Ginger: Side Effects And Who Should Never Use It?

This herb has been used as a medicine and for cooking for over 5000 years, mainly in Asian countries. Due to ginger’s medicinal properties it’s one the most widely used herbs in the world today. Ginger is perceived as the purest spice of all in ayurvedic culture and tradition.

Ginger Side Effects

But any strong and potent medicine has its drawbacks too. For ginger, if you take a larger amount of it, it can cause bloating, nausea, stomach problems, heartburn or gas due to its anticoagulant nature, as well as reinforce the effects of warfarin therapy and increase the risk of bleeding. Therefore, herbalists caution not to consume more than 4 grams in a day.

Who should better not consume ginger?

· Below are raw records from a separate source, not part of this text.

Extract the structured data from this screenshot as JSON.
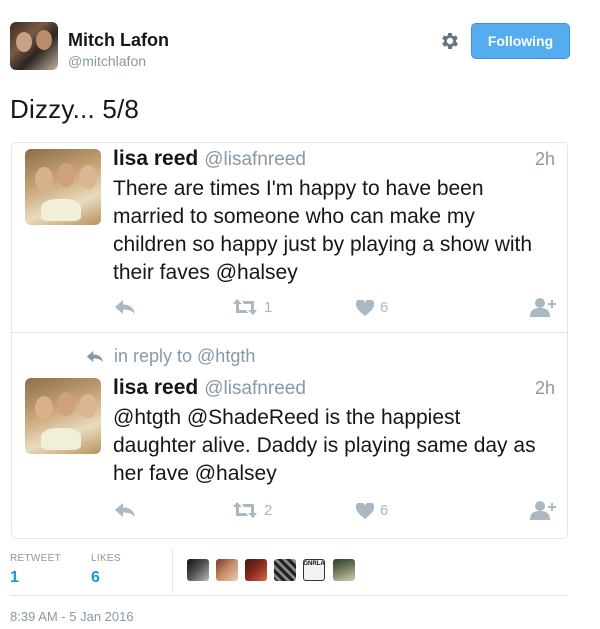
{
  "header": {
    "author_name": "Mitch Lafon",
    "author_handle": "@mitchlafon",
    "follow_label": "Following"
  },
  "tweet": {
    "text": "Dizzy... 5/8"
  },
  "conversation": [
    {
      "name": "lisa reed",
      "handle": "@lisafnreed",
      "time": "2h",
      "text": "There are times I'm happy to have been married to someone who can make my children so happy just by playing a show with their faves @halsey",
      "retweets": "1",
      "likes": "6"
    },
    {
      "reply_context": "in reply to @htgth",
      "name": "lisa reed",
      "handle": "@lisafnreed",
      "time": "2h",
      "text": "@htgth @ShadeReed is the happiest daughter alive. Daddy is playing same day as her fave @halsey",
      "retweets": "2",
      "likes": "6"
    }
  ],
  "stats": {
    "retweet_label": "RETWEET",
    "retweet_count": "1",
    "likes_label": "LIKES",
    "likes_count": "6",
    "liker_badge_text": "GNRLA"
  },
  "timestamp": "8:39 AM - 5 Jan 2016",
  "colors": {
    "accent": "#55acee",
    "link": "#1b95e0",
    "muted": "#8899a6",
    "icon": "#aab8c2",
    "border": "#e1e8ed"
  }
}
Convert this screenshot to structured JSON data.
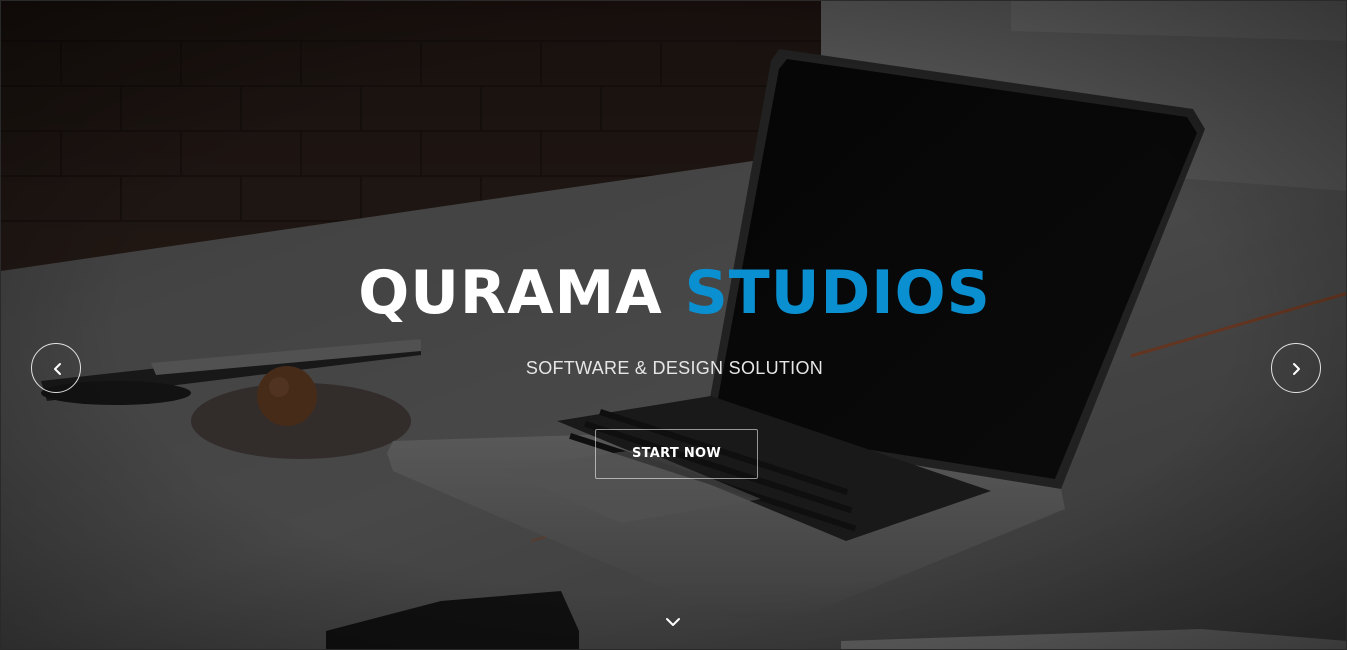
{
  "hero": {
    "title_part1": "QURAMA",
    "title_part2": "STUDIOS",
    "subtitle": "SOFTWARE & DESIGN SOLUTION",
    "cta_label": "START NOW"
  },
  "controls": {
    "prev_icon": "chevron-left-icon",
    "next_icon": "chevron-right-icon",
    "scroll_icon": "chevron-down-icon"
  },
  "colors": {
    "accent": "#0a8fd1",
    "title": "#ffffff",
    "overlay": "#000000"
  }
}
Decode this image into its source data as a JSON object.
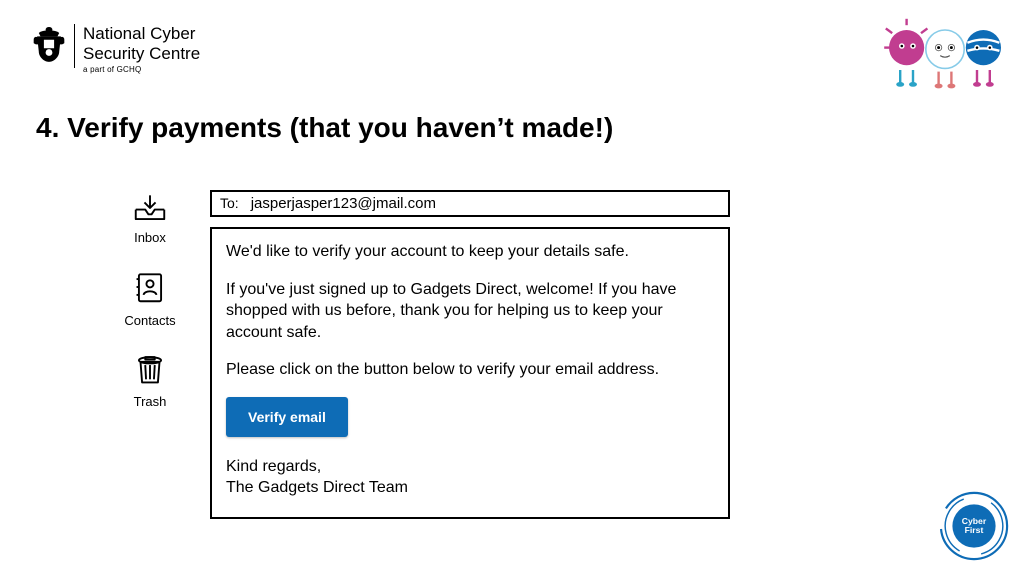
{
  "logo": {
    "line1": "National Cyber",
    "line2": "Security Centre",
    "sub": "a part of GCHQ"
  },
  "title": "4. Verify payments (that you haven’t made!)",
  "sidebar": {
    "inbox": "Inbox",
    "contacts": "Contacts",
    "trash": "Trash"
  },
  "email": {
    "to_label": "To:",
    "to_address": "jasperjasper123@jmail.com",
    "para1": "We'd like to verify your account to keep your details safe.",
    "para2": "If you've just signed up to Gadgets Direct, welcome! If you have shopped with us before, thank you for helping us to keep your account safe.",
    "para3": "Please click on the button below to verify your email address.",
    "button": "Verify email",
    "signoff1": "Kind regards,",
    "signoff2": "The Gadgets Direct Team"
  },
  "badge": {
    "line1": "Cyber",
    "line2": "First"
  }
}
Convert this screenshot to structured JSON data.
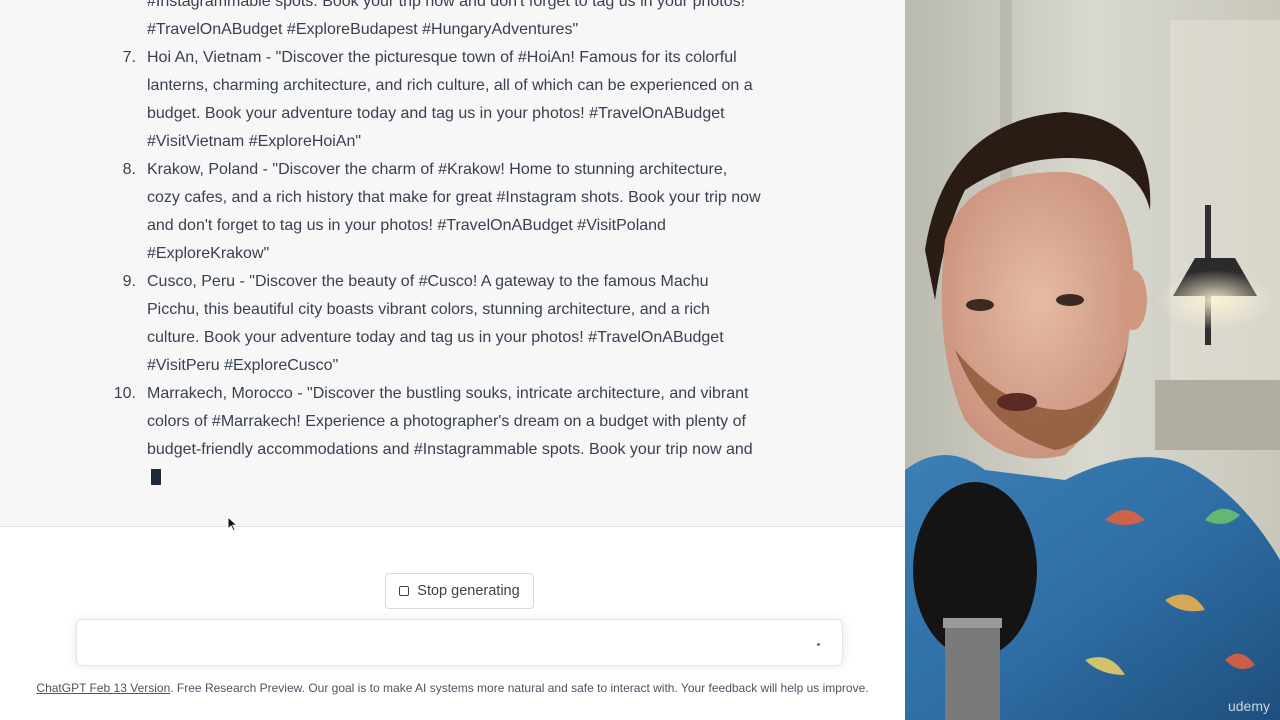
{
  "response": {
    "lines": [
      "#Instagrammable spots. Book your trip now and don't forget to tag us in your photos!",
      "#TravelOnABudget #ExploreBudapest #HungaryAdventures\"",
      "Hoi An, Vietnam - \"Discover the picturesque town of #HoiAn! Famous for its colorful",
      "lanterns, charming architecture, and rich culture, all of which can be experienced on a",
      "budget. Book your adventure today and tag us in your photos! #TravelOnABudget",
      "#VisitVietnam #ExploreHoiAn\"",
      "Krakow, Poland - \"Discover the charm of #Krakow! Home to stunning architecture,",
      "cozy cafes, and a rich history that make for great #Instagram shots. Book your trip now",
      "and don't forget to tag us in your photos! #TravelOnABudget #VisitPoland",
      "#ExploreKrakow\"",
      "Cusco, Peru - \"Discover the beauty of #Cusco! A gateway to the famous Machu",
      "Picchu, this beautiful city boasts vibrant colors, stunning architecture, and a rich",
      "culture. Book your adventure today and tag us in your photos! #TravelOnABudget",
      "#VisitPeru #ExploreCusco\"",
      "Marrakech, Morocco - \"Discover the bustling souks, intricate architecture, and vibrant",
      "colors of #Marrakech! Experience a photographer's dream on a budget with plenty of",
      "budget-friendly accommodations and #Instagrammable spots. Book your trip now and"
    ],
    "numbers": [
      "7.",
      "8.",
      "9.",
      "10."
    ]
  },
  "controls": {
    "stop_label": "Stop generating"
  },
  "footer": {
    "link": "ChatGPT Feb 13 Version",
    "text": ". Free Research Preview. Our goal is to make AI systems more natural and safe to interact with. Your feedback will help us improve."
  },
  "webcam": {
    "watermark": "udemy"
  }
}
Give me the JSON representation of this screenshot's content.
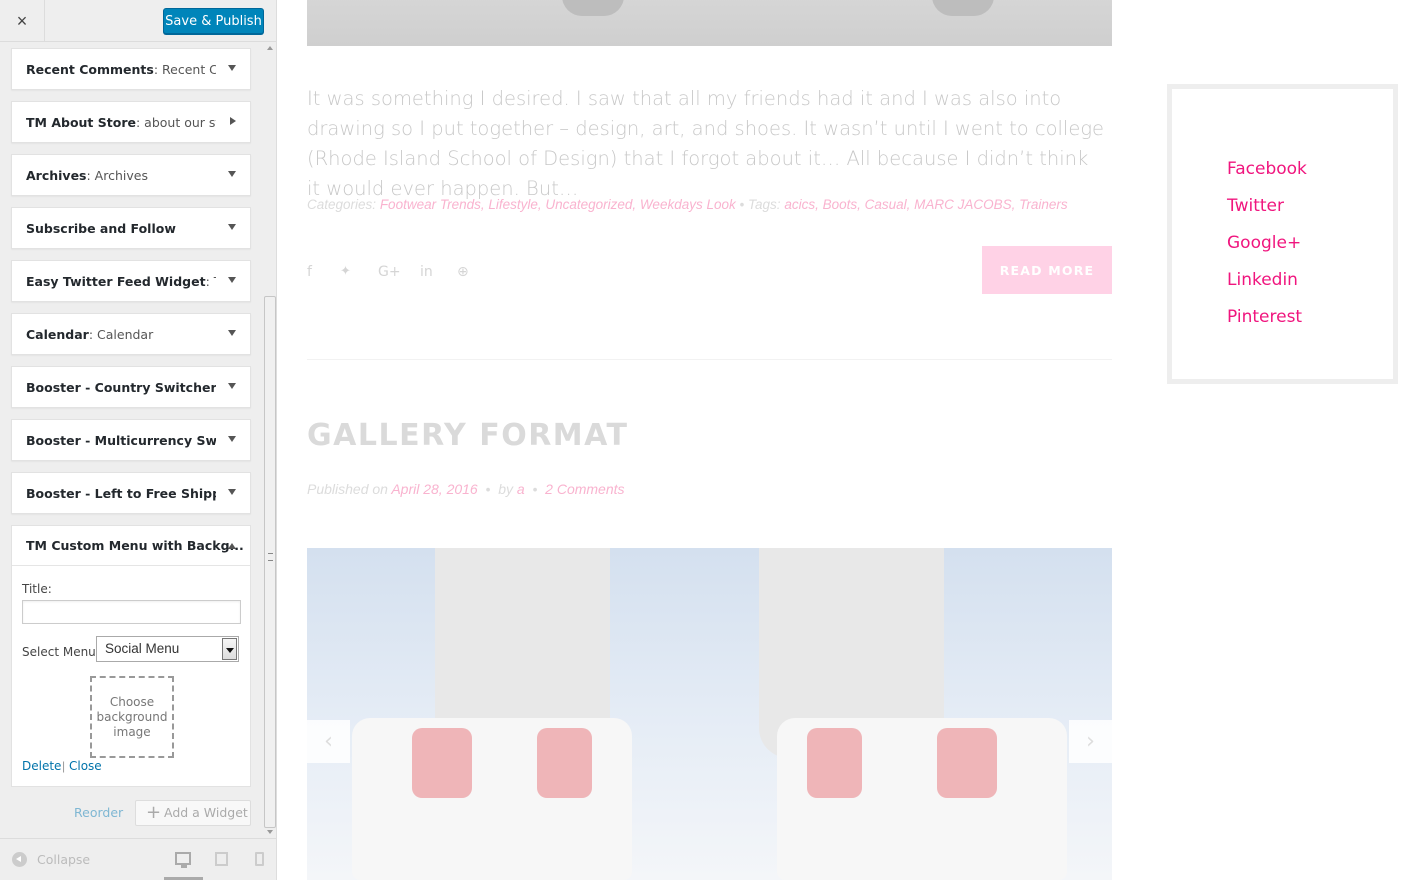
{
  "header": {
    "close_icon": "×",
    "save_label": "Save & Publish"
  },
  "widgets": [
    {
      "name": "Recent Comments",
      "subtitle": ": Recent Co...",
      "arrow": "down"
    },
    {
      "name": "TM About Store",
      "subtitle": ": about our st...",
      "arrow": "right"
    },
    {
      "name": "Archives",
      "subtitle": ": Archives",
      "arrow": "down"
    },
    {
      "name": "Subscribe and Follow",
      "subtitle": "",
      "arrow": "down"
    },
    {
      "name": "Easy Twitter Feed Widget",
      "subtitle": ": Twi...",
      "arrow": "down"
    },
    {
      "name": "Calendar",
      "subtitle": ": Calendar",
      "arrow": "down"
    },
    {
      "name": "Booster - Country Switcher",
      "subtitle": "",
      "arrow": "down"
    },
    {
      "name": "Booster - Multicurrency Switc...",
      "subtitle": "",
      "arrow": "down"
    },
    {
      "name": "Booster - Left to Free Shippin...",
      "subtitle": "",
      "arrow": "down"
    }
  ],
  "open_widget": {
    "name": "TM Custom Menu with Backg...",
    "title_label": "Title:",
    "title_value": "",
    "select_label": "Select Menu:",
    "select_value": "Social Menu",
    "bg_label": "Choose background image",
    "delete_label": "Delete",
    "separator": "|",
    "close_label": "Close"
  },
  "footer": {
    "reorder_label": "Reorder",
    "add_widget_label": "Add a Widget",
    "collapse_label": "Collapse"
  },
  "preview": {
    "excerpt": "It was something I desired. I saw that all my friends had it and I was also into drawing so I put together – design, art, and shoes. It wasn’t until I went to college (Rhode Island School of Design) that I forgot about it… All because I didn’t think it would ever happen. But…",
    "categories_label": "Categories:",
    "categories": "Footwear Trends, Lifestyle, Uncategorized, Weekdays Look",
    "meta_sep": "•",
    "tags_label": "Tags:",
    "tags": "acics, Boots, Casual, MARC JACOBS, Trainers",
    "share_icons": [
      {
        "name": "facebook-icon",
        "glyph": "f"
      },
      {
        "name": "twitter-icon",
        "glyph": "🐦"
      },
      {
        "name": "google-plus-icon",
        "glyph": "G+"
      },
      {
        "name": "linkedin-icon",
        "glyph": "in"
      },
      {
        "name": "pinterest-icon",
        "glyph": "℗"
      }
    ],
    "read_more": "READ MORE",
    "post_title": "GALLERY FORMAT",
    "published_prefix": "Published on",
    "published_date": "April 28, 2016",
    "by_label": "by",
    "author": "a",
    "comments": "2 Comments",
    "gallery_prev": "‹",
    "gallery_next": "›"
  },
  "social_menu": [
    "Facebook",
    "Twitter",
    "Google+",
    "Linkedin",
    "Pinterest"
  ],
  "colors": {
    "accent_pink": "#f0157e",
    "publish_blue": "#0085ba"
  }
}
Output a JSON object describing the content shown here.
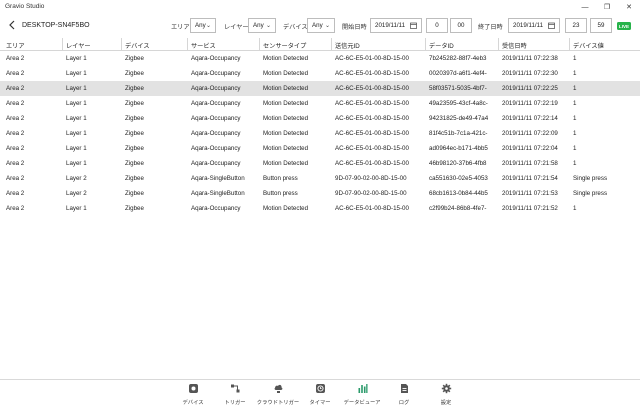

People with bleeding disorder/hemophilia: since ginger stimulates blood circulation and prevents blood clotting by increasing the blood flow it could increase the risk of bleeding, especially with a combination of medications which slow blood clotting.

People with gallstones: ginger stimulates production of bile, so people who suffer from gallstones should never consume it.

People with Inflammation issues/ulcers: People who have ulcers, blocked intestines or some inflammation could react badly to bigger amounts of fresh ginger, since it may lead to intestinal obstruction.

Pregnant women: Again, due to ginger’s blood circulation enhancement it’s not recommended for pregnant women because it may trigger uterine contractions, as well as interfere with the absorption of fat-soluble vitamins and dietary iron. Not to mention that it’s not advisable to use it in the final weeks of pregnancy. Therefore, it’s best to consult a healthcare professional or a nutritionist before taking it as a dietary supplement.

Diabetes/high BP: Drinking ginger tea on a regular basis lowers blood pressure and sugar so mixing it with various medicaments for high blood pressure or diabetes, not to mention those that stimulate blood-thinning such as aspirin and warfin, could lead to adverse results.

Pre-surgery: An article published in “Der Anaesthesist” in 2007 stated that, by consuming ginger prior surgery you risk having increased bleeding. If you need to have any kind of surgery, better avoid consuming ginger two weeks before that.

Possible herb interactions: Ginger’s influence is increased if mixed with other herbs that slow blood clotting and stimulate blood flow, which include garlic, ginkgo, clove, turmeric, angelica, ginseng and biloba. This combination could increase the risk of bleeding.

Most of these side effects could be avoided by taking ginger supplements in pill form, like enteric-coated capsules which slows the herb’s digestion in the body until it enters the digestive tract. Nevertheless, ginger has almost no negative side effects when consumed in small amounts and could be found on FDA’a list as “generally recognized as safe”. However, be careful where you purchase your supplements from, since in certain occasions some health/herbal supplements were contaminated by toxic metals or replaced with other medicaments. Hence, health/herbal supplements should be bought from a reliable supplier to minimize that risk.